The question of proving whether $$\arctan(2)$$ is a rational multiple of $$\pi$$ is now framed as checking if the complex number $$(1 + 2i)^n$$ is ever real for all $$n \in \mathbb{N}$$. If it is real, then the argument of $$\sqrt{5} e^{i \cdot n *\arctan(2)}$$ must be a multiple of pi. In essence, if $$(1 + 2i)^n$$ is ever real, then $$\arctan(2) \cdot n = m \cdot \pi \implies \arctan(2) = \frac{m}{n} \pi$$.

Why was it useful to phrase the problem in this manner? Let's try and define a recurrence relation for the terms of $$(1 + 2i)^n$$. Suppose $$a_1 = 1$$ and $$a_2 = 2$$, then define $$a_n$$ to be the real part of $$(1 + 2i)^n$$ and $$b_n$$ to be the imaginary part.

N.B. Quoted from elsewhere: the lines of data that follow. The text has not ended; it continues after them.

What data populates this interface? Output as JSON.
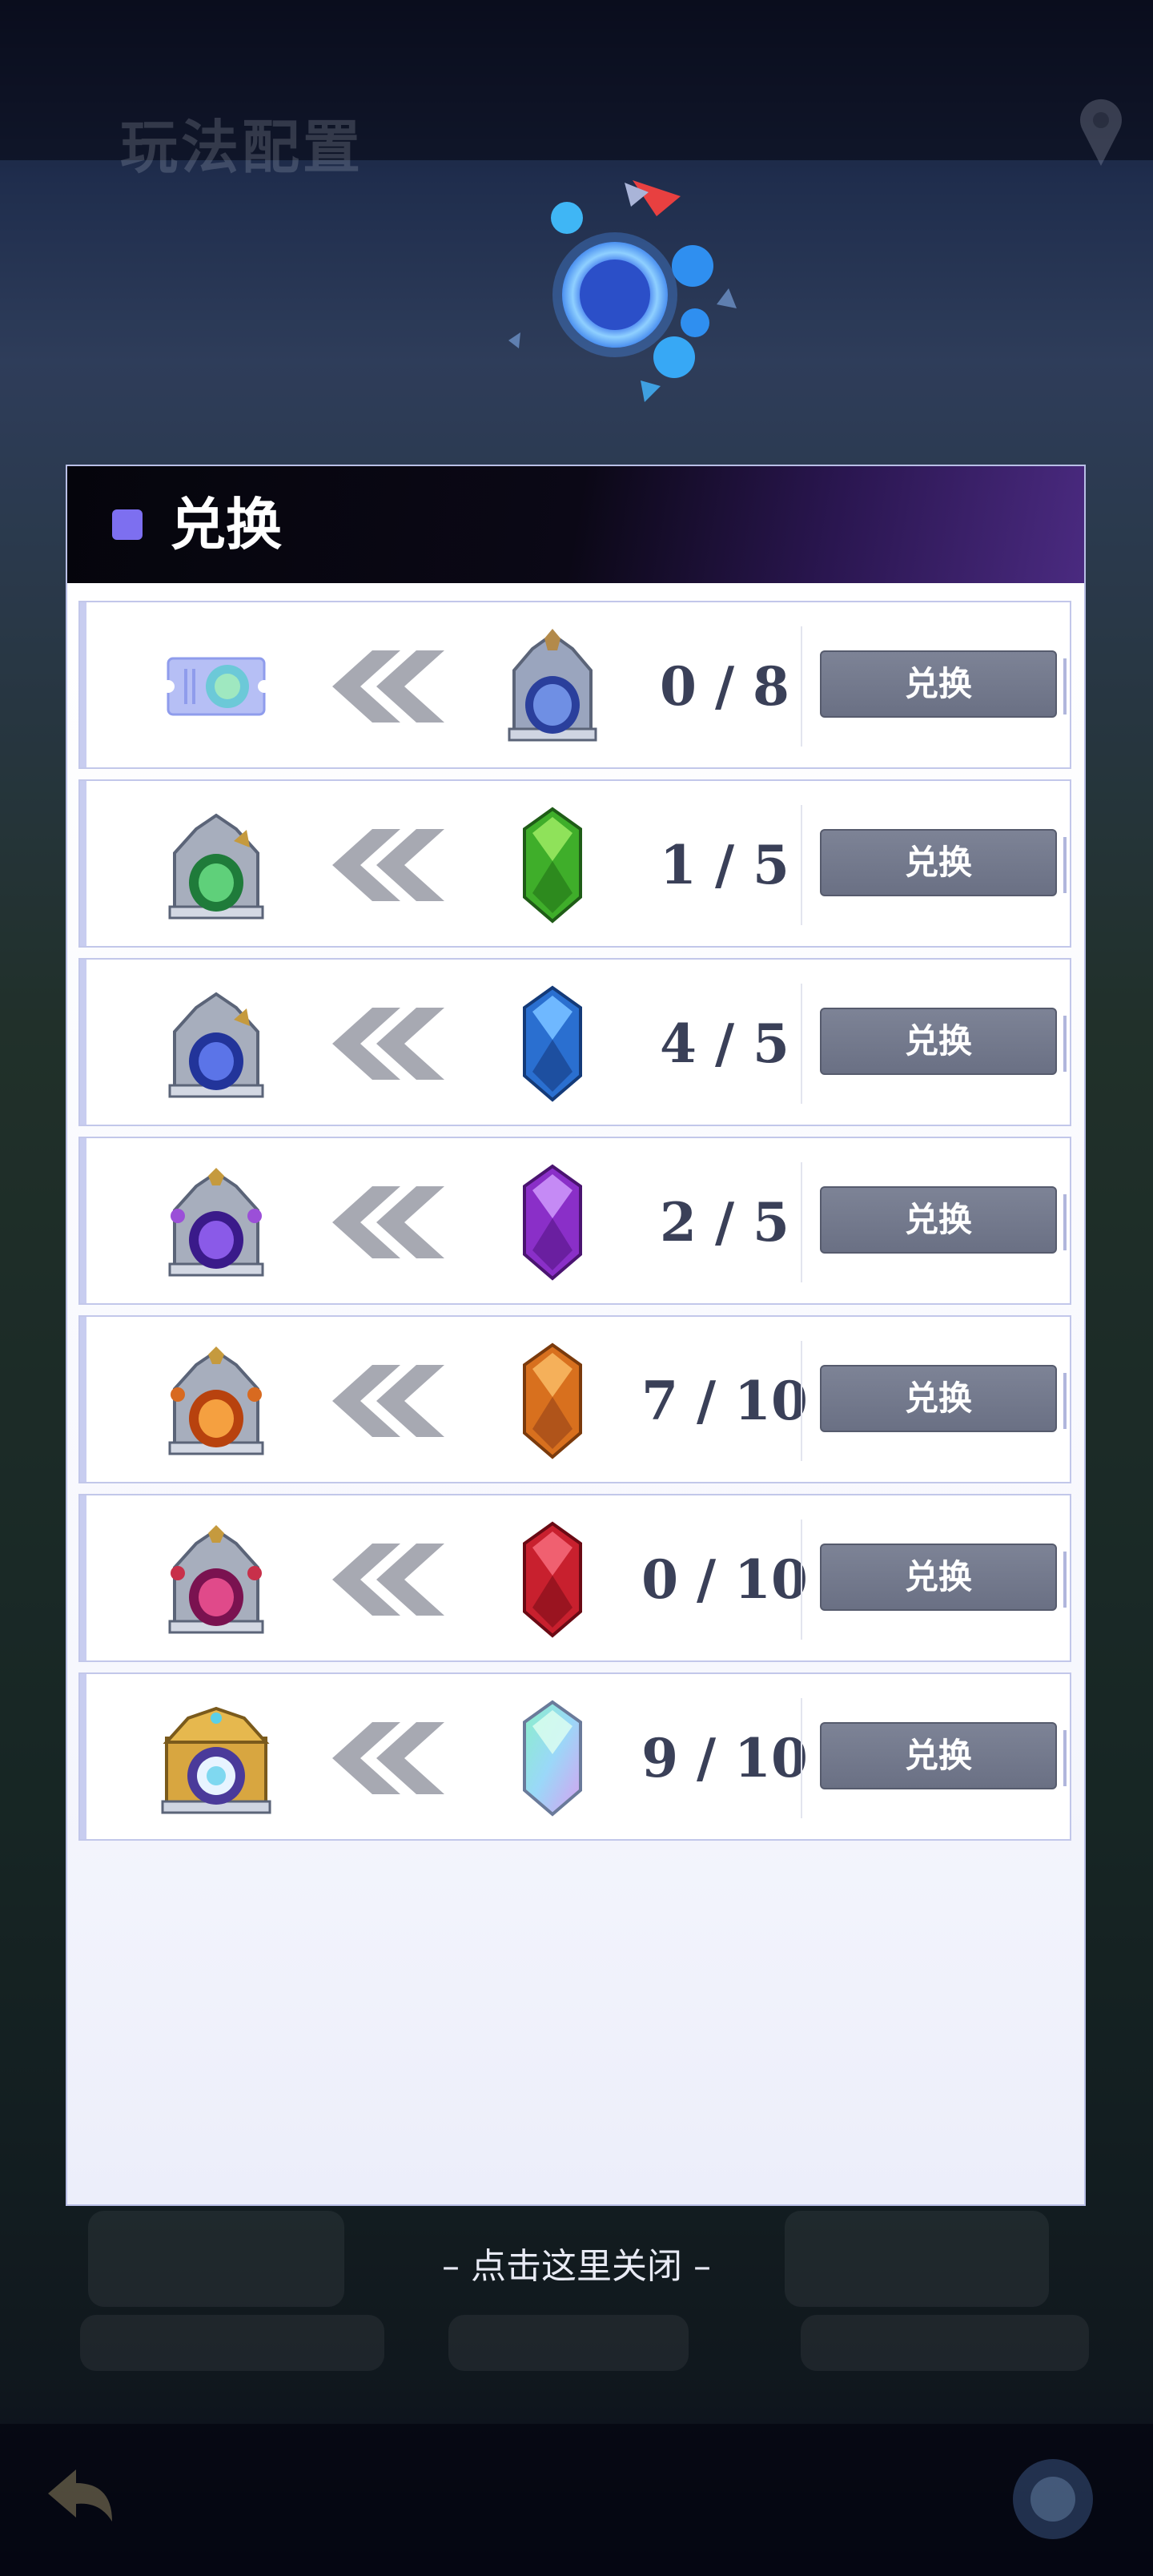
{
  "background": {
    "title": "玩法配置"
  },
  "panel": {
    "title": "兑换",
    "accent_color": "#7d6ff0"
  },
  "rows": [
    {
      "source_icon": "ticket-icon",
      "target_icon": "portal-gate-icon",
      "count": "0 / 8",
      "button_label": "兑换"
    },
    {
      "source_icon": "green-portal-icon",
      "target_icon": "green-crystal-icon",
      "count": "1 / 5",
      "button_label": "兑换"
    },
    {
      "source_icon": "blue-portal-icon",
      "target_icon": "blue-crystal-icon",
      "count": "4 / 5",
      "button_label": "兑换"
    },
    {
      "source_icon": "purple-portal-icon",
      "target_icon": "purple-crystal-icon",
      "count": "2 / 5",
      "button_label": "兑换"
    },
    {
      "source_icon": "orange-portal-icon",
      "target_icon": "orange-crystal-icon",
      "count": "7 / 10",
      "button_label": "兑换"
    },
    {
      "source_icon": "red-portal-icon",
      "target_icon": "red-crystal-icon",
      "count": "0 / 10",
      "button_label": "兑换"
    },
    {
      "source_icon": "golden-portal-icon",
      "target_icon": "rainbow-crystal-icon",
      "count": "9 / 10",
      "button_label": "兑换"
    }
  ],
  "close_hint": "– 点击这里关闭 –",
  "colors": {
    "button": "#737a8e",
    "count_text": "#3a4058",
    "row_border": "#c2c7ea"
  }
}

$$a_{n+1} + ib_{n+1} = (1+2i) \cdot (1 + 2i)^n = (1+2i) \cdot (a_n + ib_n) \\ a_{n+1} = a_n - 2b_n \\ b_{n+1} = 2a_n + b_n$$

Okay, I don't like our recursion having two variables in it. Let's try and mess with it a bit.

$$a_n = a_{n-1} - 2b_{n-1} \\ b_n = 2a_{n-1} + b_{n-1}$$

Substituting the first equation into the $$b_{n+1}$$ equation, we get $$b_{n+1} = 2a_{n-1} - 4b_{n-1} + b_n$$

Now we want to get rid of $$a_{n-1}$$, so let's substitute the second equation after solving for $$a_{n-1}$$ $$b_{n+1} = 2b_n - 5b_{n-1}$$

Nice, we got it all in one variable. It may look tempting to solve the recurrence relation, but we can do better. Let's take both sides mod 5.

$$b_{n+1} \equiv 2b_n \pmod 5$$

Why did we do this? Well, we know the first term, $$b_1$$, is 2. Therefore, every term after that will just be a power of 2 (mod 5).

$$b_n \equiv 2^n \pmod 5$$

If there exists some term $$b_k = 0$$, then it will be 0 (mod 5), because 5 divides 0. (If $$b_k = 0$$, then that means there exists a natural number $$k$$ such that $$(1+2i)^k$$ is real)

But powers of 2 can never be congruent to 0 (mod 5). Therefore, $$(1+2i)^n$$ is never real and thus $$\arctan(2)$$ is not a rational multiple of $$\pi$$.

• This is also the exact method used in this Michael Penn video: youtube.com/… May 1 at 16:07